Monday, August 15, 2011

Shane Long for West Bromwich Albion (v Manchester United), 14 August 2011

So, the Best League In The World is back with a bang for a brand new season of, well, exactly the same as we're used to.

1. Opposition manager has a go at Stoke City

If there's one thing likely to get our hackles up, it's the assertion that teams who do not play Barcelona-esque fancy football are somehow less worthy than other sides. The whole idea of football is that there are an infinite number of ways a match can turn out, and countless different styles of play, player and tactics.

This time it was new Chelsea boss Andre Villas-Boas having a pop at Stoke for their 'over physical style' (conveniently ignoring the presence in his side of John Terry and Didier Drogba, neither of whom would back out of a fight if one were offered).

Arsenal under George Graham and Arsene Wenger are two very different types of side but both ended up winning the league. Teams play in different ways, and we wish Stoke all the luck in the world.

2. Joey Barton makes headlines

Joey Barton is to the back page of the Daily Express what Princess Diana and Madeleine McCann are to the front page.
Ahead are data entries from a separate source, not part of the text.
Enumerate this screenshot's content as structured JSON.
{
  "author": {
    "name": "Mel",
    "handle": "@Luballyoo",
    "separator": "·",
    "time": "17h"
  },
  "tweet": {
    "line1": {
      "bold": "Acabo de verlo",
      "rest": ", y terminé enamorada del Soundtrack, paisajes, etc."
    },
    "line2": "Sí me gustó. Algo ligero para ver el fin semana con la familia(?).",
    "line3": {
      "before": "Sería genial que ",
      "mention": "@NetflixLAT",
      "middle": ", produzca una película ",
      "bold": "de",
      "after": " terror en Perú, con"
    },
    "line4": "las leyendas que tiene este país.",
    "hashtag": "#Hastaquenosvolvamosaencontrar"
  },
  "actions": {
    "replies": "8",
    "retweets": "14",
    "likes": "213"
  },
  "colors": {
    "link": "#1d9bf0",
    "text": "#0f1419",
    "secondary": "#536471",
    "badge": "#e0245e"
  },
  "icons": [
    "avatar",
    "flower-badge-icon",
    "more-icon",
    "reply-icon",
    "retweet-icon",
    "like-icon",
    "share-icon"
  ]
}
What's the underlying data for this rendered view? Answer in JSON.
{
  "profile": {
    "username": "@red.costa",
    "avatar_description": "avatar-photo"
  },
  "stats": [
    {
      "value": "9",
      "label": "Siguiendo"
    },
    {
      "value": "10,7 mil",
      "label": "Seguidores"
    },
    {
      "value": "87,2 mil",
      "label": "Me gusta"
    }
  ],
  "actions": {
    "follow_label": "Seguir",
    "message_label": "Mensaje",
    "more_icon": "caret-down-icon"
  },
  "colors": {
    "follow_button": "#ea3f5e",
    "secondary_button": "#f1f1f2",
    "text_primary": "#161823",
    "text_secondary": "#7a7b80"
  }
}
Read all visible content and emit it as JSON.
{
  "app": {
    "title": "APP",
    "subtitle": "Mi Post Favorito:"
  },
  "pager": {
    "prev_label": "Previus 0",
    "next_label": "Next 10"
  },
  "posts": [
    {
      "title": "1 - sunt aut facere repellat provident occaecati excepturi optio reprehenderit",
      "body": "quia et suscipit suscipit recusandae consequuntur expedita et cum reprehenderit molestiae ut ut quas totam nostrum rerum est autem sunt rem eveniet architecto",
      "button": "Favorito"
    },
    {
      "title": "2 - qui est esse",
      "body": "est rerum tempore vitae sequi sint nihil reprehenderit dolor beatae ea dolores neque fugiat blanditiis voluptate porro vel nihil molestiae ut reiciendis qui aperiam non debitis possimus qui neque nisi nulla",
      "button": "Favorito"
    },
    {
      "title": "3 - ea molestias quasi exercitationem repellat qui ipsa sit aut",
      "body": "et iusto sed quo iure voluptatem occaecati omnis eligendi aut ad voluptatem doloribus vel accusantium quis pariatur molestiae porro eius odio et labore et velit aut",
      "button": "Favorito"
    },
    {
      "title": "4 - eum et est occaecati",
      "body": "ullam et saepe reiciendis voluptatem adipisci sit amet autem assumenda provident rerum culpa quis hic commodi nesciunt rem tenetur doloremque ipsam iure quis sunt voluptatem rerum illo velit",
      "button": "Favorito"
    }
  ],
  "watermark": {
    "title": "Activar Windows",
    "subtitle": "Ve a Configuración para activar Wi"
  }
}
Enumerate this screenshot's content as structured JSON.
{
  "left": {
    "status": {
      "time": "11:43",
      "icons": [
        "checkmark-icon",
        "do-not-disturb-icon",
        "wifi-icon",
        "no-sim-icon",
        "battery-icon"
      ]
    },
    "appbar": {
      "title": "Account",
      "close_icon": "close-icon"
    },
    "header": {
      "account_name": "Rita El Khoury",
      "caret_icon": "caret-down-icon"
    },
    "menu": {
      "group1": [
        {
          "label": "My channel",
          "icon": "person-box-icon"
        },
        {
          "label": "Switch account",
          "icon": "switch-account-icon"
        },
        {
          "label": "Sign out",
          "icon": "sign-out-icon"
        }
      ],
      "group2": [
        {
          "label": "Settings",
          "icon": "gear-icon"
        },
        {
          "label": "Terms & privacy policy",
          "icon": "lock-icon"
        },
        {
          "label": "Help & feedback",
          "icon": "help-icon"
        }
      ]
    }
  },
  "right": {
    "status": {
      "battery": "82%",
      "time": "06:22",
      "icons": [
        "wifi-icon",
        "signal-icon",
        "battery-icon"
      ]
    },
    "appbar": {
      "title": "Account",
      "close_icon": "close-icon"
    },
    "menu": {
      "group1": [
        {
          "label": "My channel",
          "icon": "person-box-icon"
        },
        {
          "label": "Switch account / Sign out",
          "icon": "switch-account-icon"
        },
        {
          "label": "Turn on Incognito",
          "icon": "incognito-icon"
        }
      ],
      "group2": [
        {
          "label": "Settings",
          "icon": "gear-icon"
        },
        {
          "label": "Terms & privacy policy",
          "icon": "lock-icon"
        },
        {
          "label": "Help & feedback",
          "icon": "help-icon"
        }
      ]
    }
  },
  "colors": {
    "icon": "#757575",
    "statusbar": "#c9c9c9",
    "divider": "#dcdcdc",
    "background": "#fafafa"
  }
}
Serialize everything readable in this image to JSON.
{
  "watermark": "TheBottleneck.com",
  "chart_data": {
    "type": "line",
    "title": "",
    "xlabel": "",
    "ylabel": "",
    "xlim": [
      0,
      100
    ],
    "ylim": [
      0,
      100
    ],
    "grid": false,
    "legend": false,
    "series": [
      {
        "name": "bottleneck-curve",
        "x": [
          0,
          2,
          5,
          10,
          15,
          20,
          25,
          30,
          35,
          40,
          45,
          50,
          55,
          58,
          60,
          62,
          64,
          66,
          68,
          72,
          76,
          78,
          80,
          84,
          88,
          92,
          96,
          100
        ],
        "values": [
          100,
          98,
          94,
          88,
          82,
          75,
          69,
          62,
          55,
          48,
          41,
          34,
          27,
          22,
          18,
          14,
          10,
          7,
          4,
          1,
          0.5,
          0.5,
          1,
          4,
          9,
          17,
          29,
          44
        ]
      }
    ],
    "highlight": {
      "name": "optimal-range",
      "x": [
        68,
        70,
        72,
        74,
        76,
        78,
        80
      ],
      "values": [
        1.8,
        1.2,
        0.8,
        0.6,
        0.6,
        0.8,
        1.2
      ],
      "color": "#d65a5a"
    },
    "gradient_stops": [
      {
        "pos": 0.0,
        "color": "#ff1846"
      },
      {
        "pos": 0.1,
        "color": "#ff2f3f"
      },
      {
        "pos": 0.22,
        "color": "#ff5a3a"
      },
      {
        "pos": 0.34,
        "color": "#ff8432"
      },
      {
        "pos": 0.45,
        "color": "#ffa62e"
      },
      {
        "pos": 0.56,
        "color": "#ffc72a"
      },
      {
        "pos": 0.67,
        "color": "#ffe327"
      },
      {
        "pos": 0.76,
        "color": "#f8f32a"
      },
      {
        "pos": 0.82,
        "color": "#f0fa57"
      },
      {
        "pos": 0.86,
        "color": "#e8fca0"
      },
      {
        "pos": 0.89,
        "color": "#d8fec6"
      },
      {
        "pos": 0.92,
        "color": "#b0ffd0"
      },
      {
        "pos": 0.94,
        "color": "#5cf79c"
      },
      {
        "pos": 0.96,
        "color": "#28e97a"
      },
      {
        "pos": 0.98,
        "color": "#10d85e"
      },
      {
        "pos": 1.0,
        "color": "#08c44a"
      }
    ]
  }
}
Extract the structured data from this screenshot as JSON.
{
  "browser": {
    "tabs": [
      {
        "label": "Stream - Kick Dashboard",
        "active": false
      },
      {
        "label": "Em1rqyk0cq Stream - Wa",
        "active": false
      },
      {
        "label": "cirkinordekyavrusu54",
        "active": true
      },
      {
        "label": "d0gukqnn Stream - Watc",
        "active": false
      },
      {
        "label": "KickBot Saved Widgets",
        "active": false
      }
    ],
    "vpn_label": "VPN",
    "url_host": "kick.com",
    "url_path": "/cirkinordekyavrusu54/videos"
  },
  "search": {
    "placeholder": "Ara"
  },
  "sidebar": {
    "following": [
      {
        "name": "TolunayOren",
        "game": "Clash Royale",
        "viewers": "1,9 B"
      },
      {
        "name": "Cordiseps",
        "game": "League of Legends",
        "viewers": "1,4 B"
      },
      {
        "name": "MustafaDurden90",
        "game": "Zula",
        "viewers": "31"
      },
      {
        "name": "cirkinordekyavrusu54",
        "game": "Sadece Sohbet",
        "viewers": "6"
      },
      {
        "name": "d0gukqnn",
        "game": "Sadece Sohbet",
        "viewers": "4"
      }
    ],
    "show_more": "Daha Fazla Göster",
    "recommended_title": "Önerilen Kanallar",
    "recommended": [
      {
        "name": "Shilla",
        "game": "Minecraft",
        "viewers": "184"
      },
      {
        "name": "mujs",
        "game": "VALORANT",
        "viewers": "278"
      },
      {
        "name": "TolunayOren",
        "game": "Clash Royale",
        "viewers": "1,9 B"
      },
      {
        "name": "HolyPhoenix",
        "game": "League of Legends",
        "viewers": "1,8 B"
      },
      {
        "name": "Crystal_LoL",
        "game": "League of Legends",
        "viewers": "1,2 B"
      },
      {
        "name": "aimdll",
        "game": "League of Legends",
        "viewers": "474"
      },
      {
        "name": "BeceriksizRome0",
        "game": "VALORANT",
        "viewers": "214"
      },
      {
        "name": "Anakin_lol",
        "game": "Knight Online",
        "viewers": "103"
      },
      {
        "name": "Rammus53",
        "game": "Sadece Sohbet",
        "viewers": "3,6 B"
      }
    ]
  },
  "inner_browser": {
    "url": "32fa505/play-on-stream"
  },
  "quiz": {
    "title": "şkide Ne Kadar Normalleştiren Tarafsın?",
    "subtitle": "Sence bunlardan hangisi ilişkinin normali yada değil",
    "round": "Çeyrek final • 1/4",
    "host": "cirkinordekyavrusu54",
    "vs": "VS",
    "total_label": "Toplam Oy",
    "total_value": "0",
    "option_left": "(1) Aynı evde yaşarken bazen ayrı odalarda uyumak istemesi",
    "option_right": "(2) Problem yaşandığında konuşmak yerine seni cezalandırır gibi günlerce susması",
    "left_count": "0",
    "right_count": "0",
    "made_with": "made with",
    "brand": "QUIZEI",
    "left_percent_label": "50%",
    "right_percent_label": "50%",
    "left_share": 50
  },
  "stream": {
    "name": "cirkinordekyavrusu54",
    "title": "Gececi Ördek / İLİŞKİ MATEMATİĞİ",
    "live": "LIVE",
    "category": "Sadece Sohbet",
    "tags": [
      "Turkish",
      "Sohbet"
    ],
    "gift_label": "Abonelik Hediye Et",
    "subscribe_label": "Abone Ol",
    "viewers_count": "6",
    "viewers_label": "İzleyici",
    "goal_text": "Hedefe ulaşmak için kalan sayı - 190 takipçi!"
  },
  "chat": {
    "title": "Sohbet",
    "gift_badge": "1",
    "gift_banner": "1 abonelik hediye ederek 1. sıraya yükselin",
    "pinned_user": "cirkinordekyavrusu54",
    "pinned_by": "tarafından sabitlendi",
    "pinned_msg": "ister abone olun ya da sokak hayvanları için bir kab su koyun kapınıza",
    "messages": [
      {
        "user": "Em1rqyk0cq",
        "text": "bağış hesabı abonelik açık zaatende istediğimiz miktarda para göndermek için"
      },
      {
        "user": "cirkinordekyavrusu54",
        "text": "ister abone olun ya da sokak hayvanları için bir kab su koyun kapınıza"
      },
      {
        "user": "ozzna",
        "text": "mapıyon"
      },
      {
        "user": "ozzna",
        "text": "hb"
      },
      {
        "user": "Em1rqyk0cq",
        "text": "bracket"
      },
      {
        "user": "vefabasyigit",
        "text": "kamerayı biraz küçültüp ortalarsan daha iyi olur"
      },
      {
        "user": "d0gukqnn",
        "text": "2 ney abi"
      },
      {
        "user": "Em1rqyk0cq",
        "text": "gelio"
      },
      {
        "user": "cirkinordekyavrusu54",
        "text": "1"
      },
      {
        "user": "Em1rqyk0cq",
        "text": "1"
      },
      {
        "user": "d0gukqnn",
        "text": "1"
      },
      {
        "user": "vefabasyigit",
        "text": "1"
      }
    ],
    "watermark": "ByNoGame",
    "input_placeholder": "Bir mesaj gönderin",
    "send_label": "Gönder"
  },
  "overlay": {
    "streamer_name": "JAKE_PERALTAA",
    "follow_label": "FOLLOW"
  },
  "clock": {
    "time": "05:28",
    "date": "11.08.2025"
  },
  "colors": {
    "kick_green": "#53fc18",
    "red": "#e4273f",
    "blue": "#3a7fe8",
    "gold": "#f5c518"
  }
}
This time it was his scuffle with Gervinho and his 'being stamped on' by Alex Song that thrust the wantaway Newcastle midfielder into the spotlight.

Barton had a point regarding Song (who will no doubt receive some retrospective punishment) but dragging the Ivory Coast striker up by his shirt and roughing him up a bit before throwing himself to the deck after the faintest caress on his cheek didn't do Barton any favours. To be fair to Barton, he has acknowledged that he 'went down a bit easily' but, yet again, trouble follows the controversial midfielder.

3. Arsene needs to sign a centre half and holding midfielder

How many seasons have we been saying this now? And what will he do? Sign a diminutive trickster to add to the twelve he already has on his books.

4. Kieron Dyer gets injured

You really couldn't make this up, could you? 35 appearances in four seasons. He's only 32, you know.

5. Sir Alex proves once again that signing goalkeepers is his Achilles heel whilst Sky's analysis is ****

Mark Bosnich. Massimo Taibi. Andy Goram. Tim Howard. Jim Leighton. Les Sealey. Ben Foster. Fabien Barthez (to some degree). Roy Carroll. Ricardo.

And now we can add David de Gea to that list. Looking like a beanpole student who can't find his way to the lecture theatre, de Gea flapped and fumbled his way through his league debut looking a pale shadow of the impressive character who helped Spain to the European under 21 title.

Clearly he will adapt to life in England (Peter Schmeichel famously had a nightmare in his first away match at Wimbledon) but a 20 year old playing behind novice centre halves for the next few weeks could cause Sir Alex some sleepless nights.

Whilst we're on the subject, Jamie Redknapp and Gary Neville's inane analysis on Sunday was something to behold. The pair blamed de Gea's nervous performance on 'having to come to England and cope with an intimidating atmosphere.' This is the same goalie who has played 100 La Liga games including matches at the Bernebeu as an Atletico player, yes? I gather that's much less intimidating than a Sunday afternoon in West Bromwich....

Sigh. Not much changes, does it?


swisslet said...

Interesting one to add to the mix: the Barton/Gervinho incident saw all the pundits banging on about how you "can't raise your hands like that"..... Barry Glendenning, the Guardian journalist, was highlighting on twitter that no such rule actually exists, and all the pundits who cite that "rule" haven't troubled themselves to look up the rules of the game they're amply paid to analyse.

pay per head reviews said...

I hate that people might things that kind of thing. I don't think that Barcelona is in the top of the world. There are teams that they play better.